▸ **What to produce**:
Which lines in the records below contain the word "GRAND"? Report each of them.
── Data listing ──
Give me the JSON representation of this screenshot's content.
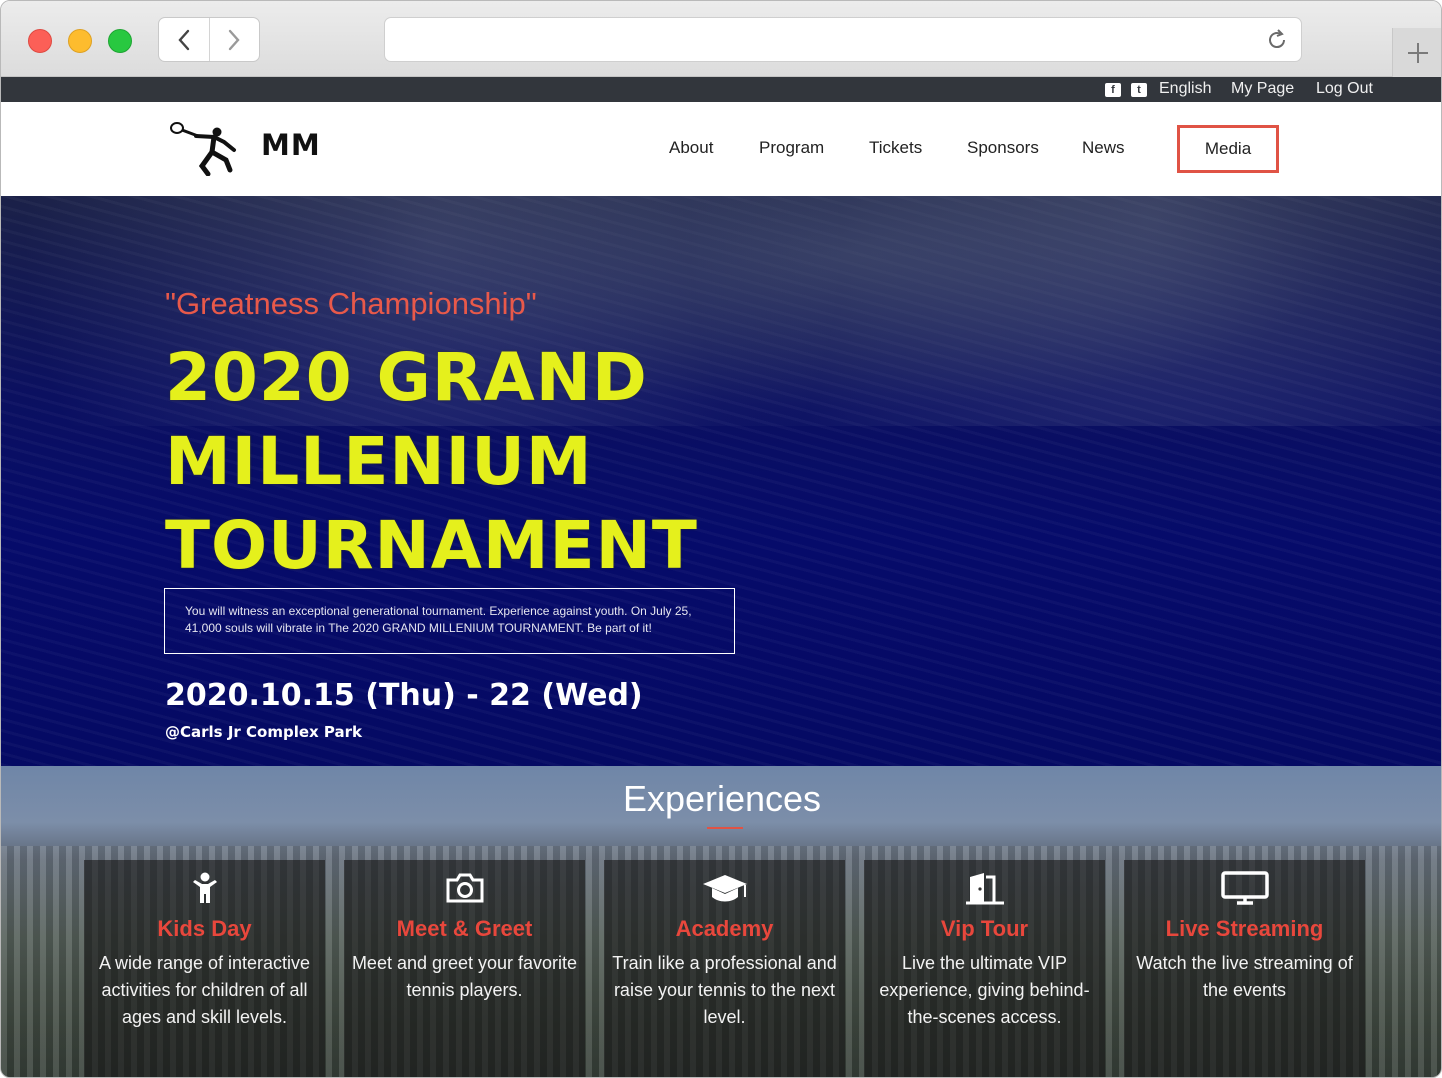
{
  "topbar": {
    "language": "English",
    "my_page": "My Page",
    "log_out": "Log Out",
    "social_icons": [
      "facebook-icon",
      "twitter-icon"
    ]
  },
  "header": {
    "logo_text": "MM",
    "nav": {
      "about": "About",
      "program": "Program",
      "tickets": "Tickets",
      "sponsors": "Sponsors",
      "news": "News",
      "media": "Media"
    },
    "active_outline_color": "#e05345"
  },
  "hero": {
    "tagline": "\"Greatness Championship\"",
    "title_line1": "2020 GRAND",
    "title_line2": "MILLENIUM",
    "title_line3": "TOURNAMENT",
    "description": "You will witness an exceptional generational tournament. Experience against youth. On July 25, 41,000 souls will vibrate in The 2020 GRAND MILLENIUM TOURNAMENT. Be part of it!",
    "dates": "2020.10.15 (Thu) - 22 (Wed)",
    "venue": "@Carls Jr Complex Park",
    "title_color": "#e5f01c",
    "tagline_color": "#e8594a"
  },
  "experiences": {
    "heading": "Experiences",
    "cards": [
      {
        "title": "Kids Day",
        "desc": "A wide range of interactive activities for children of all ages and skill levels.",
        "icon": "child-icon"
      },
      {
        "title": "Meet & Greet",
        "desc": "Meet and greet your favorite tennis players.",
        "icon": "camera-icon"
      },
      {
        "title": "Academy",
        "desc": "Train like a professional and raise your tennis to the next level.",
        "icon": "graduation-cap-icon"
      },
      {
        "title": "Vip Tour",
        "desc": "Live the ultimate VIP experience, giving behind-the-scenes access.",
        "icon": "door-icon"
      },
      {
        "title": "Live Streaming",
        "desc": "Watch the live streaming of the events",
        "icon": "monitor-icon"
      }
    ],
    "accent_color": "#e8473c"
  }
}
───
▸ **Solution**:
    "title_line1": "2020 GRAND",
    "description": "You will witness an exceptional generational tournament. Experience against youth. On July 25, 41,000 souls will vibrate in The 2020 GRAND MILLENIUM TOURNAMENT. Be part of it!",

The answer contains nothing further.